The Shafi`i scholars see no difference between crying out of piety or whatsoever. They see that in all cases crying nullifies prayer.
The Maliki scholars of Fiqh see it permissible to cry in prayer out of severe pain or out of piety, whether one cries heavily or lightly. Otherwise, there is a difference between intended and unintended crying; between heavy and light crying. Intended crying in this case nullifies prayer whatever its extent, whereas unintended sobbing does not nullify prayer except if it is heavy. But one has to offer two forgetfulness prostrations for unintended light crying. Ad-Dardir says: This applies to crying in a loud voice. Yet silent crying does not matter at all, even if intended, so long as it is not heavy.

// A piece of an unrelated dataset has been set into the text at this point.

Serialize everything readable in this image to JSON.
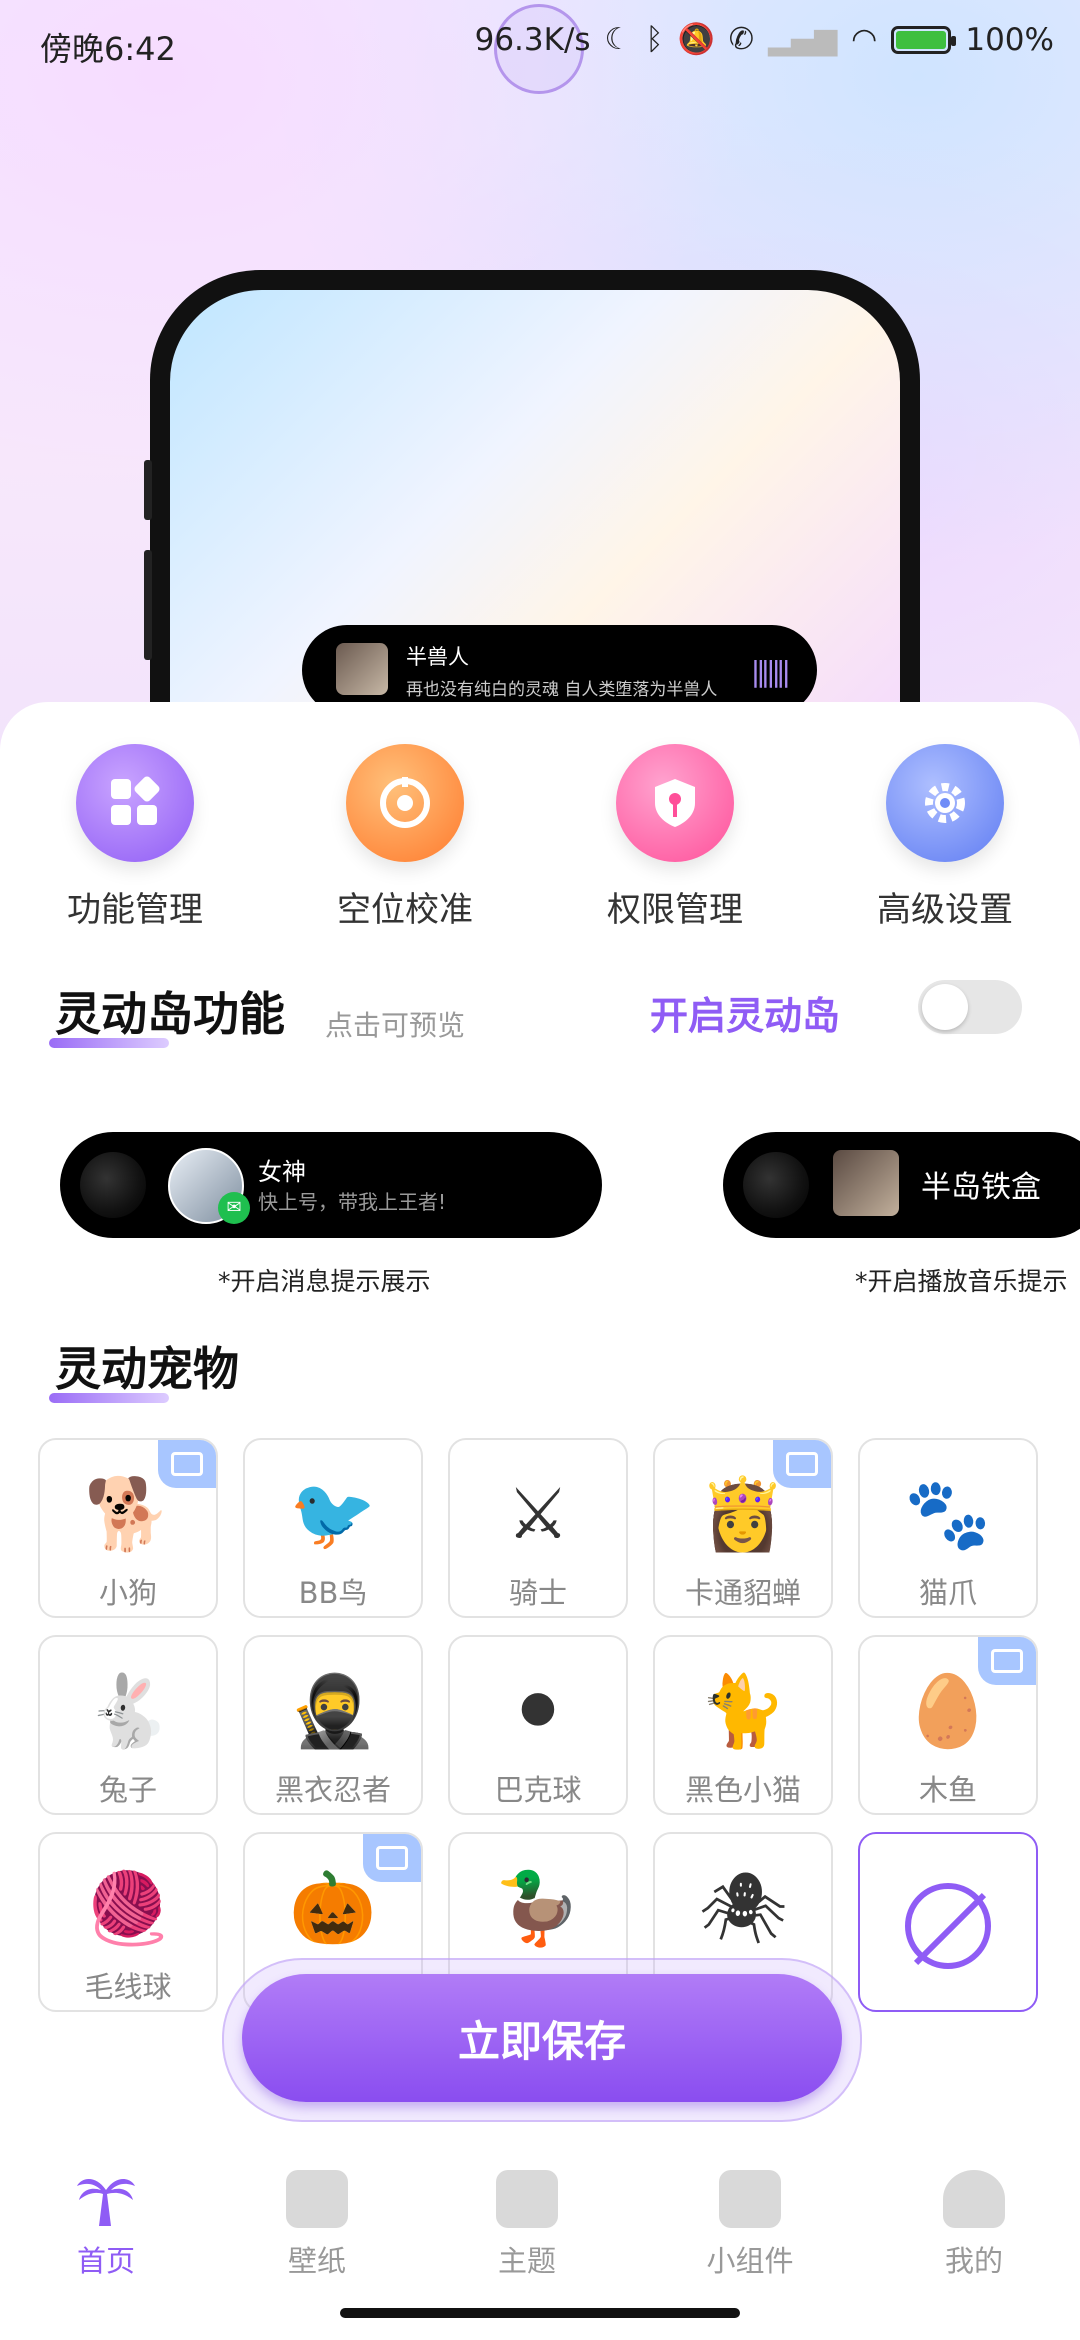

The Hanbali School of Fiqh share the same view of the Maliki School. They agree that prayer is not nullified by crying out of fear of Allah, as it is uncontrollable. It is the same as one cannot help coughing, sneezing and yawning during prayer, even if, during this, one makes some utterance consisting of two sounds. Mohana said: I stood beside Abu `Abdullah while offering prayer and heard him yawning five times. He made some utterances like oh, oh. This does not nullify prayer because it does not incur any rulings that are related to speech. It is, by and large, blameworthy to intend crying or laughing, not to make any utterances that are made of two sounds, so that it nullifies prayer.”